## Aim of the task
Within the material below, tally every line that holds the word "drag", then give the tally and nothing more.

## Material for this task
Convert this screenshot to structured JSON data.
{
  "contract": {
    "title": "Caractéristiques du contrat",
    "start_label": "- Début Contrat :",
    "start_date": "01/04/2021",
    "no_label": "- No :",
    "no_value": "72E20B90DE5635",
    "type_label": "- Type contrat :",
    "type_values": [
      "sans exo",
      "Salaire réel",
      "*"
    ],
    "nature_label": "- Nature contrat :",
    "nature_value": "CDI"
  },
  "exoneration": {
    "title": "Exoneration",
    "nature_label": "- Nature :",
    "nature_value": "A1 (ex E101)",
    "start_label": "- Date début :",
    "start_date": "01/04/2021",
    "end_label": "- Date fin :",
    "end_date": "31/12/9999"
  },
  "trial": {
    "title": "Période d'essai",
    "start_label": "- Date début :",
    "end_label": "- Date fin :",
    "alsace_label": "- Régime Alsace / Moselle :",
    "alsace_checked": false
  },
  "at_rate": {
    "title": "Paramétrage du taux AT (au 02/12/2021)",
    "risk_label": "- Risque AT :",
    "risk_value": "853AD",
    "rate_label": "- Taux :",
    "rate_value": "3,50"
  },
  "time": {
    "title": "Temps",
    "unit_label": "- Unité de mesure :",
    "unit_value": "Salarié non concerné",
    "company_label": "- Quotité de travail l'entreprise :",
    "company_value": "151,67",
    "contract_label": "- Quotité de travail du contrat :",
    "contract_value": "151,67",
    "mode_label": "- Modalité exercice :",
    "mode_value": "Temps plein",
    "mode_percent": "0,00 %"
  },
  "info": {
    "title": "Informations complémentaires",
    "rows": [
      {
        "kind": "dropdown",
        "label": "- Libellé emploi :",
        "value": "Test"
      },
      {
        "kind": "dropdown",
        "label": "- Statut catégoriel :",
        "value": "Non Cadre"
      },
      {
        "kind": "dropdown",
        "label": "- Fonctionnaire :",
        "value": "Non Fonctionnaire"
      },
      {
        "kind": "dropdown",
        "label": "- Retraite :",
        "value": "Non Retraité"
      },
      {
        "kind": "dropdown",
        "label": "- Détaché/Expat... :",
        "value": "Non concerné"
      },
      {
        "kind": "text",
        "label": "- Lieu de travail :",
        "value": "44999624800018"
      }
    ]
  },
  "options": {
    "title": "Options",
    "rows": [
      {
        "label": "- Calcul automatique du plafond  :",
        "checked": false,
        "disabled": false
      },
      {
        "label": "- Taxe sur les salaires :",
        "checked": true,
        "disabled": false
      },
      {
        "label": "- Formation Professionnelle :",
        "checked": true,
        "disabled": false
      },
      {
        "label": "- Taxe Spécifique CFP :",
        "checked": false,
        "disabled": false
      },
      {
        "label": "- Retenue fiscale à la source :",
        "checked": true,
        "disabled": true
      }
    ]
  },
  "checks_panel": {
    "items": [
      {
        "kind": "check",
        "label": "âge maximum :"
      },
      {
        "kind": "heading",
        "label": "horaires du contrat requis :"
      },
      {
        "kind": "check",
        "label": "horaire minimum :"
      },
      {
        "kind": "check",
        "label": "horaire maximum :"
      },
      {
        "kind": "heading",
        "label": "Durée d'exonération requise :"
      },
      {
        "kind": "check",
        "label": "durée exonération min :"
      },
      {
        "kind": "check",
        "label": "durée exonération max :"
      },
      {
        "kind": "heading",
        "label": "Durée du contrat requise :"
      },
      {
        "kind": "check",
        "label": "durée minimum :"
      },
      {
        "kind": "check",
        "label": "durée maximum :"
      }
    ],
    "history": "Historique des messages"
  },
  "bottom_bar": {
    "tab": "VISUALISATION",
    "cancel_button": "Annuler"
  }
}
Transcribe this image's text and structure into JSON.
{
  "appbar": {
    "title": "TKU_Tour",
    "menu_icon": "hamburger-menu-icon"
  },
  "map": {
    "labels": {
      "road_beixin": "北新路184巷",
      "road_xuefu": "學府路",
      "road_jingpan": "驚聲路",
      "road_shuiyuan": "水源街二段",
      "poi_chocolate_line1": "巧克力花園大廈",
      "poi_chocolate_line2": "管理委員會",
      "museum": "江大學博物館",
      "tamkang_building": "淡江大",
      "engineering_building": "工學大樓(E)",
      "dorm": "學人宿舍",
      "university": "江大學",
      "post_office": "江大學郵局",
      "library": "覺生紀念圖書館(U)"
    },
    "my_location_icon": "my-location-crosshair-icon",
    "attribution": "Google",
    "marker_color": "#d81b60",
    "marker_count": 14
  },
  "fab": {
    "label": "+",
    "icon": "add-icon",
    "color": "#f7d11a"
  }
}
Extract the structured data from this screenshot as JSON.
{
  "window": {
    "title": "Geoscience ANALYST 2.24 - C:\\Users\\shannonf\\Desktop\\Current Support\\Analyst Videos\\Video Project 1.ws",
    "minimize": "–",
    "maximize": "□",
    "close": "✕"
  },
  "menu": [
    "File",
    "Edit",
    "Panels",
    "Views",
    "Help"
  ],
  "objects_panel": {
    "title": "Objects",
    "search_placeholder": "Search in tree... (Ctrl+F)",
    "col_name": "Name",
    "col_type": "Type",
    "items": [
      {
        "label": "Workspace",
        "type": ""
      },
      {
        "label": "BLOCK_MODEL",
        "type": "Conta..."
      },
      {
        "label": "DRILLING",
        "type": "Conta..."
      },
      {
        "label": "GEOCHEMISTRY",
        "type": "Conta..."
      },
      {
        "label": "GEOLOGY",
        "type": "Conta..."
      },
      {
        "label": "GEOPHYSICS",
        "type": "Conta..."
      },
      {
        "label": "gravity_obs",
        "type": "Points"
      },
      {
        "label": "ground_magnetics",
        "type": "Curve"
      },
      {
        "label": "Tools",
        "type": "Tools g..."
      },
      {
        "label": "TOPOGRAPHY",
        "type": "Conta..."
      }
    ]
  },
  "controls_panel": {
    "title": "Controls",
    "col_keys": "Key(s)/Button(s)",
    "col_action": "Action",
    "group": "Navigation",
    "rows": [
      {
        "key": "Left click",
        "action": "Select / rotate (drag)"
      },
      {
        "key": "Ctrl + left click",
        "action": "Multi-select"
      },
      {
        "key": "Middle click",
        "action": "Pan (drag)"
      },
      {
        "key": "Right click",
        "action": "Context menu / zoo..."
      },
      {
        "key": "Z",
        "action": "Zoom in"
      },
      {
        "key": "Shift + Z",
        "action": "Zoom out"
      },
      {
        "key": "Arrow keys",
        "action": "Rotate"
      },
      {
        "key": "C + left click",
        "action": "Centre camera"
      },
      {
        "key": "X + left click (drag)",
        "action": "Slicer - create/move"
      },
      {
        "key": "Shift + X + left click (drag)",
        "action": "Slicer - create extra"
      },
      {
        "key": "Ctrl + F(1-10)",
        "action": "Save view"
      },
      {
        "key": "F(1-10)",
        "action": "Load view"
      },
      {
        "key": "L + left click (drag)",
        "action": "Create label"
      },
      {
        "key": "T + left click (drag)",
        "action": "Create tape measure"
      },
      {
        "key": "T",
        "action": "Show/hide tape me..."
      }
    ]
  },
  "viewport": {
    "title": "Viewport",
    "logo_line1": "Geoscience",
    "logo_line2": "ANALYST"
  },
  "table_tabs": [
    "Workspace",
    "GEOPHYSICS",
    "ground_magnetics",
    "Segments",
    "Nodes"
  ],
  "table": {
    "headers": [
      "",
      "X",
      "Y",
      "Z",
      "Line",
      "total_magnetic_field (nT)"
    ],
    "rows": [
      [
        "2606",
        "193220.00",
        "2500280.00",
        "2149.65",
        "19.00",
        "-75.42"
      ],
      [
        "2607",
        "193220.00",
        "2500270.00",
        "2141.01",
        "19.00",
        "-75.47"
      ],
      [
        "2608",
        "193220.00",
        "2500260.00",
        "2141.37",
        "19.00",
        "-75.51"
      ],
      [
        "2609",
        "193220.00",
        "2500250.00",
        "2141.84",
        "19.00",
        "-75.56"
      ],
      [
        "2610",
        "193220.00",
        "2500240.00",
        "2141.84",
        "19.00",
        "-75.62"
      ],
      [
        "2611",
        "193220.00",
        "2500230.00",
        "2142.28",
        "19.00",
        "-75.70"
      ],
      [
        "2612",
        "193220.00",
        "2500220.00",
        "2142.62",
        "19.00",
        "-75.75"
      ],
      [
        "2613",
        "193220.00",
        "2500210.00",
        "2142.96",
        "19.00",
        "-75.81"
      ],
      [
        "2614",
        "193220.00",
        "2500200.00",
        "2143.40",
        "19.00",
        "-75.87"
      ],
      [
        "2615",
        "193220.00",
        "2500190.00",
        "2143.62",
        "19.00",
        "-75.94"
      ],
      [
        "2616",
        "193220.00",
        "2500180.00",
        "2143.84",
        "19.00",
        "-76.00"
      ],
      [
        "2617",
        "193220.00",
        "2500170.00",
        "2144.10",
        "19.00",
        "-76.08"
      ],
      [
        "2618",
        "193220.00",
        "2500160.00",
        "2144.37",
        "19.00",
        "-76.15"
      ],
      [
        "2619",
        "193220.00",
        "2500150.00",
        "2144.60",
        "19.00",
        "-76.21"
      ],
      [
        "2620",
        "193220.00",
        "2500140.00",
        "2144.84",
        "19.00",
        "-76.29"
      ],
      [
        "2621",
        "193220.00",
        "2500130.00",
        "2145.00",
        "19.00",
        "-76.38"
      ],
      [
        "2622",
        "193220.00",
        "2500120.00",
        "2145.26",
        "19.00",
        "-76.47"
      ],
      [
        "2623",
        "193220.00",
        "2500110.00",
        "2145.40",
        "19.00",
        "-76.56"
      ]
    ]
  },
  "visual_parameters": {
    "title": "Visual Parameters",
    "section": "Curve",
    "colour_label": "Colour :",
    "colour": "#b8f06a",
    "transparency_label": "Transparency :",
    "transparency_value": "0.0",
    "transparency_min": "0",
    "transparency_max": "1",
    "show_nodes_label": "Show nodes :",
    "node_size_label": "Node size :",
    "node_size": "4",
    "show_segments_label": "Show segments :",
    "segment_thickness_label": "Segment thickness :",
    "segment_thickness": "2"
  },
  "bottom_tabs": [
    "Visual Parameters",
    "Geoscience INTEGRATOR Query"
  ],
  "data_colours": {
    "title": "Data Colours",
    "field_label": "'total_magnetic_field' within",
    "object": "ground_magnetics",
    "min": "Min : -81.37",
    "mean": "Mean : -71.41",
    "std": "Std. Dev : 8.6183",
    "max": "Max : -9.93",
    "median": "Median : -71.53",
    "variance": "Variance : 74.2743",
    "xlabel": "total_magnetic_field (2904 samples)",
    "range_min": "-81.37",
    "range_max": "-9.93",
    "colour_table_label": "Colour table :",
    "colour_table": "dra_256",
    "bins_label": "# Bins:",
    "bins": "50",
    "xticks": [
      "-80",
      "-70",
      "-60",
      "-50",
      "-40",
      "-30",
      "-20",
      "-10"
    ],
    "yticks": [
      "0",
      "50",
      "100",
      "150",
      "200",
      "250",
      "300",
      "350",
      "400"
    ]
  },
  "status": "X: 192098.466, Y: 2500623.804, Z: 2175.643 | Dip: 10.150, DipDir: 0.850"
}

## Solution to the exercise
6